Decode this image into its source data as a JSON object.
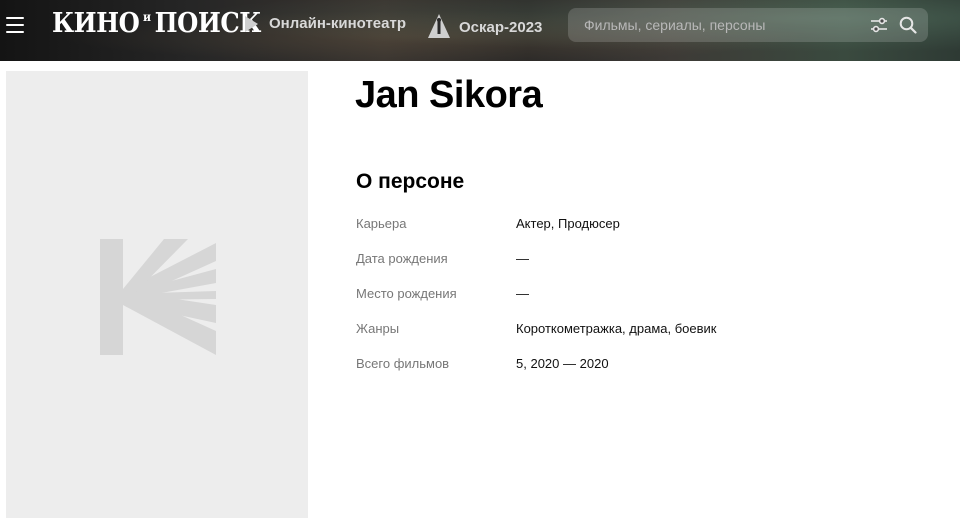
{
  "header": {
    "logo_main_1": "КИНО",
    "logo_small": "и",
    "logo_main_2": "ПОИСК",
    "nav_online": "Онлайн-кинотеатр",
    "nav_oscar": "Оскар-2023",
    "search_placeholder": "Фильмы, сериалы, персоны"
  },
  "person": {
    "name": "Jan Sikora"
  },
  "about": {
    "title": "О персоне",
    "rows": [
      {
        "label": "Карьера",
        "value_parts": [
          "Актер",
          ", ",
          "Продюсер"
        ]
      },
      {
        "label": "Дата рождения",
        "value": "—"
      },
      {
        "label": "Место рождения",
        "value": "—"
      },
      {
        "label": "Жанры",
        "value_parts": [
          "Короткометражка",
          ", ",
          "драма",
          ", ",
          "боевик"
        ]
      },
      {
        "label": "Всего фильмов",
        "value_parts": [
          "5",
          ", ",
          "2020",
          " — ",
          "2020"
        ]
      }
    ]
  },
  "colors": {
    "poster_bg": "#ededed",
    "poster_logo": "#d6d6d6",
    "label_gray": "#777777"
  }
}
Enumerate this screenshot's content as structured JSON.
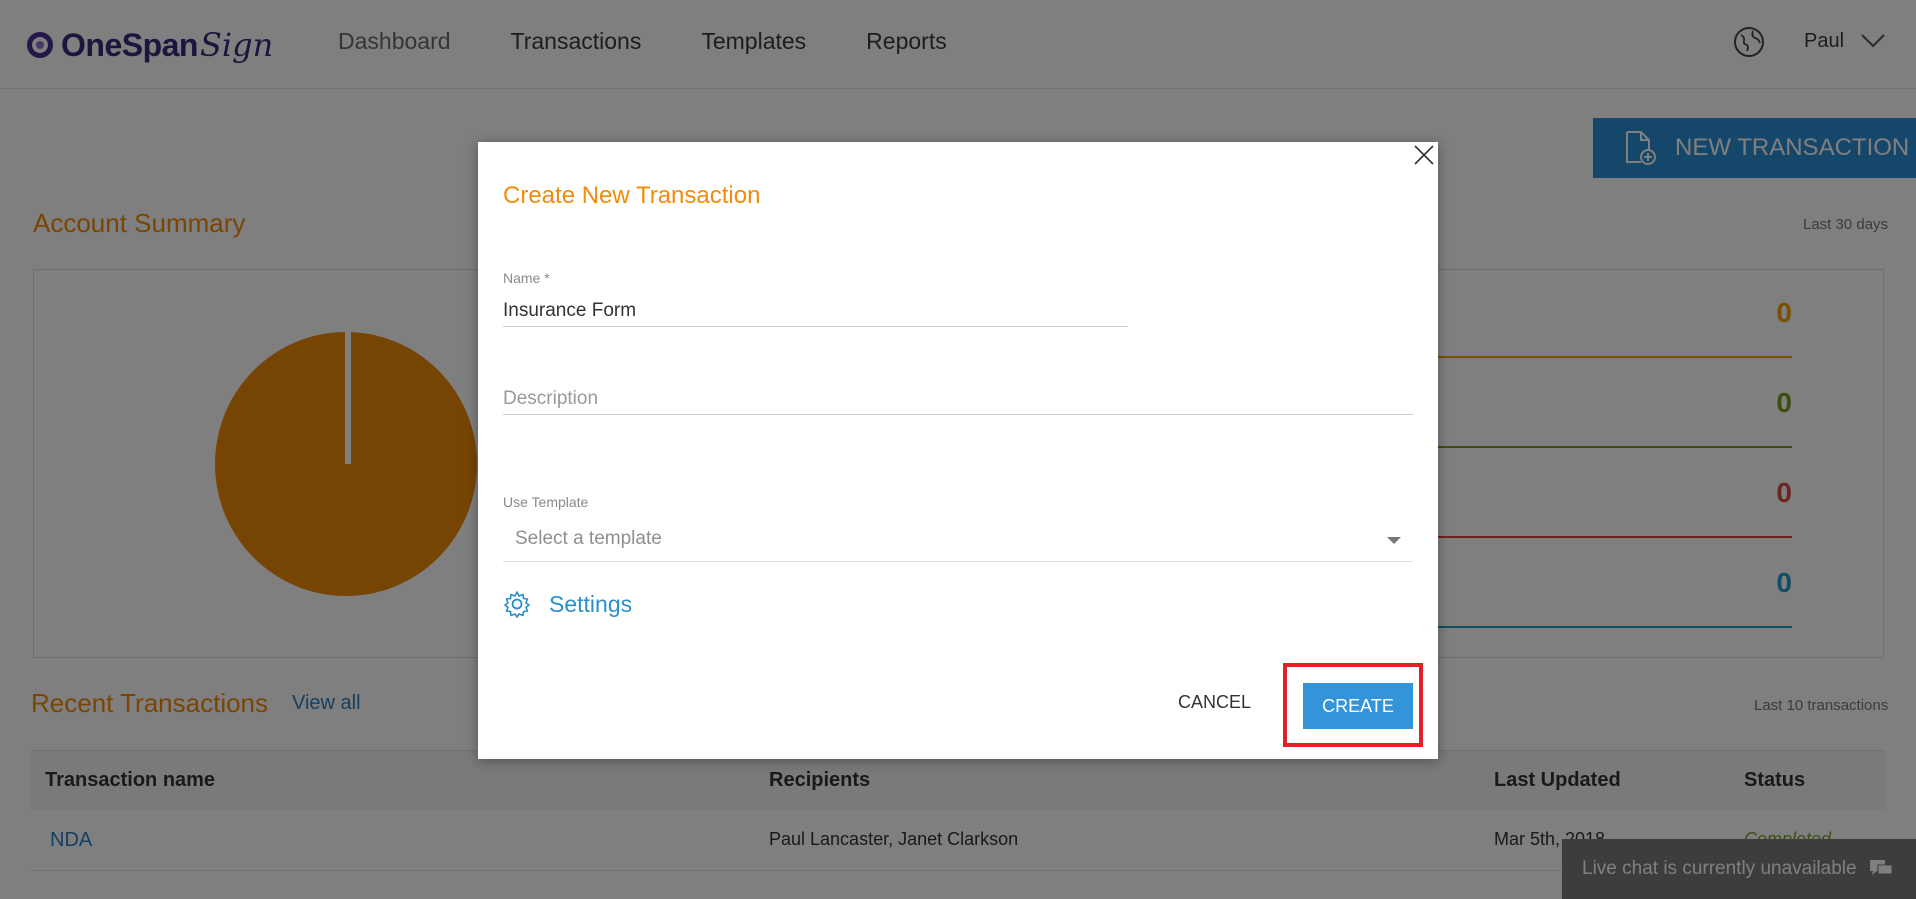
{
  "header": {
    "logo_text": "OneSpan",
    "logo_script": "Sign",
    "nav": [
      "Dashboard",
      "Transactions",
      "Templates",
      "Reports"
    ],
    "user_name": "Paul"
  },
  "page": {
    "new_transaction_label": "NEW TRANSACTION",
    "account_summary_title": "Account Summary",
    "summary_period": "Last 30 days",
    "stats": [
      {
        "value": "0",
        "color": "#f0a500"
      },
      {
        "value": "0",
        "color": "#7a9a1a"
      },
      {
        "value": "0",
        "color": "#d84a3a"
      },
      {
        "value": "0",
        "color": "#1e9fc9"
      }
    ],
    "recent_title": "Recent Transactions",
    "view_all": "View all",
    "recent_note": "Last 10 transactions",
    "table": {
      "headers": [
        "Transaction name",
        "Recipients",
        "Last Updated",
        "Status"
      ],
      "rows": [
        {
          "name": "NDA",
          "recipients": "Paul Lancaster, Janet Clarkson",
          "updated": "Mar 5th, 2018",
          "status": "Completed"
        }
      ]
    },
    "live_chat": "Live chat is currently unavailable"
  },
  "modal": {
    "title": "Create New Transaction",
    "name_label": "Name *",
    "name_value": "Insurance Form",
    "description_placeholder": "Description",
    "template_label": "Use Template",
    "template_placeholder": "Select a template",
    "settings_label": "Settings",
    "cancel_label": "CANCEL",
    "create_label": "CREATE"
  },
  "colors": {
    "accent_orange": "#f28a0a",
    "primary_blue": "#3394d9",
    "highlight_red": "#e32027"
  }
}
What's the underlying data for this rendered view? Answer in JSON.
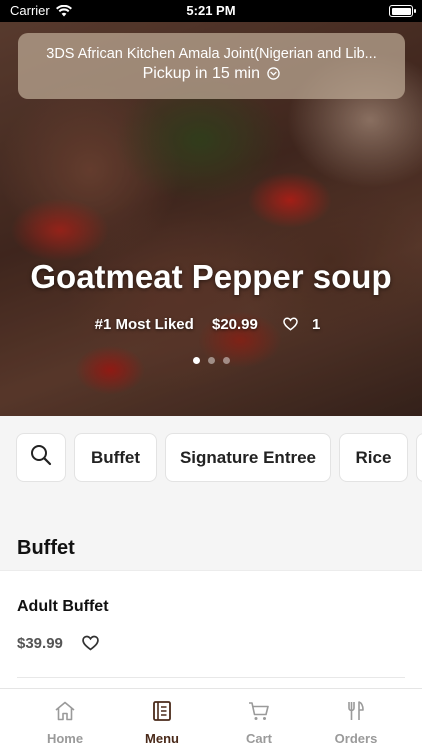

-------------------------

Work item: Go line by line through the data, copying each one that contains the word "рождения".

Response:
        "label": "Дата рождения",
        "label": "Место рождения",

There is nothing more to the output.